Tropical Grasslands (2005) Volume 39, 7587
Fertilisation of creeping signalgrass and bahiagrass under grazing in Florida
R.S. KALMBACHER, M.B. ADJEI, I.V. EZENWA AND F.G. MARTIN
University of Florida, Range Cattle Research and Education Centre, Ona, and Gainesville, USA

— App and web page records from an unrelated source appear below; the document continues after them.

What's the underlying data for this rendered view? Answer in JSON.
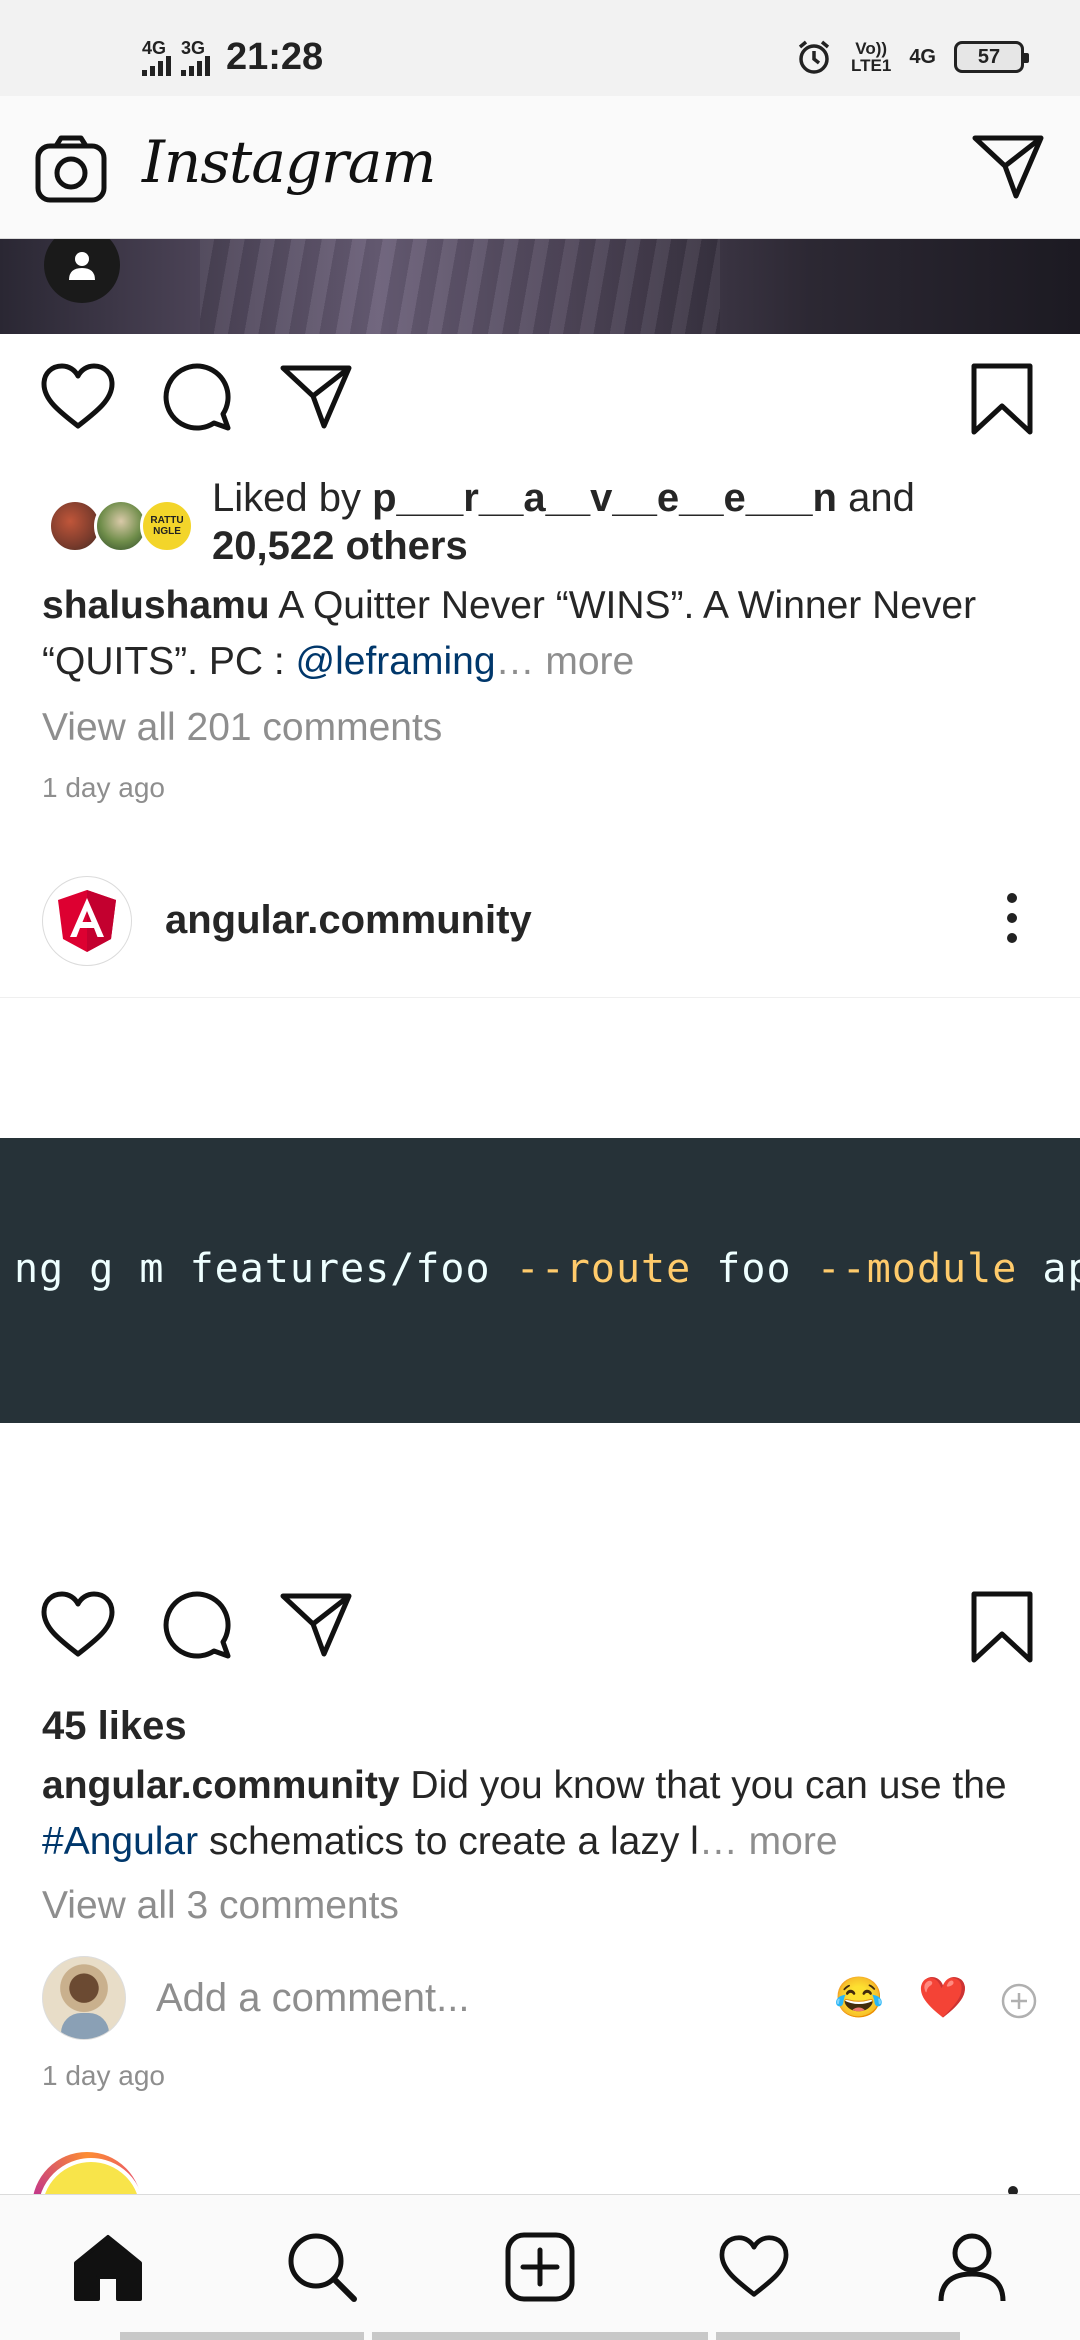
{
  "status_bar": {
    "sim1_network": "4G",
    "sim2_network": "3G",
    "time": "21:28",
    "volte_line1": "Vo))",
    "volte_line2": "LTE1",
    "data_network": "4G",
    "battery": "57"
  },
  "app_bar": {
    "title": "Instagram"
  },
  "post1": {
    "liked_by_prefix": "Liked by",
    "liked_by_user": "p___r__a__v__e__e___n",
    "liked_by_and": "and",
    "liked_by_others": "20,522 others",
    "caption_user": "shalushamu",
    "caption_text": "A Quitter Never “WINS”. A Winner Never “QUITS”. PC :",
    "caption_mention": "@leframing",
    "caption_more": "… more",
    "view_all_comments": "View all 201 comments",
    "time_ago": "1 day ago",
    "liker_avatar_3_text_line1": "RATTU",
    "liker_avatar_3_text_line2": "NGLE"
  },
  "post2": {
    "username": "angular.community",
    "code_segments": [
      {
        "text": "ng g m features/foo ",
        "kind": "plain"
      },
      {
        "text": "--route",
        "kind": "flag"
      },
      {
        "text": " foo ",
        "kind": "plain"
      },
      {
        "text": "--module",
        "kind": "flag"
      },
      {
        "text": " app",
        "kind": "plain"
      }
    ],
    "likes": "45 likes",
    "caption_user": "angular.community",
    "caption_text_1": "Did you know that you can use the",
    "caption_hashtag": "#Angular",
    "caption_text_2": "schematics to create a lazy l",
    "caption_more": "… more",
    "view_all_comments": "View all 3 comments",
    "add_comment_placeholder": "Add a comment...",
    "quick_reactions": [
      "😂",
      "❤️"
    ],
    "time_ago": "1 day ago"
  },
  "bottom_nav": {
    "items": [
      "home-icon",
      "search-icon",
      "new-post-icon",
      "activity-icon",
      "profile-icon"
    ]
  },
  "colors": {
    "link": "#00376b",
    "muted": "#8e8e8e",
    "code_background": "#263238",
    "code_flag": "#ffcb6b",
    "angular_red": "#dd0031"
  }
}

Creeping signalgrass (Urochloa humidicola, syn. Brachiaria humidicola) is adapted to central and south Florida and shares many of the desirable characteristics of bahiagrass (Paspalum notatum), the main pasture grass in the state. Signalgrass has not been utilised in Florida and little is known about its management. Our first study (1997–98) was at Deseret ranch on land recently converted to pasture where 7 annual fertiliser treatments, using 56, 29 and 56 kg/ha N, P and K, respectively, were applied to signalgrass: 1) no fertiliser; 2) N in March; 3) N and P in March; 4) N and K in March; 5) N, P and K in March; 6) N in March & June (112 kg/ha N); and 7) N, P and K in March & June (112, 58, 112 kg/ha N, P and K). A second study was conducted at Ona (2000–01) with 7 treatments (1, 2, 5, 6 and 7 as above, plus N in June and N, P and K in June) applied to signalgrass and bahiagrass both recently sown on an area under pasture for 50 years. Signalgrass was unproductive in April–May, and there was little response to fertiliser. In April–June, yield of bahiagrass increased with N, but P and K had little effect. During July–October, signalgrass responded strongly to June-applied N with an additional increase in yield from P and K. Annual forage yields of both grasses were greatest in the NPK March & June treatment, which also resulted in the greatest annual uptake of N (232 kg/ha N). Recovery of N was greatest for signalgrass in the NPK June (168%) and N June (140%) treatments and averaged 93% and 73% for signalgrass and bahiagrass, respectively. Uptake of applied P and K differed between grasses with signalgrass having higher P and K concentrations, uptake and recovery in all treatments. Fertilisation of signalgrass should not be undertaken until May or June, whereas bahiagrass will respond to March-applied fertiliser. Both grasses will grow with low levels of P and K in the soil, but given P and K fertilisation, signalgrass contains greater concentrations of these elements in forage.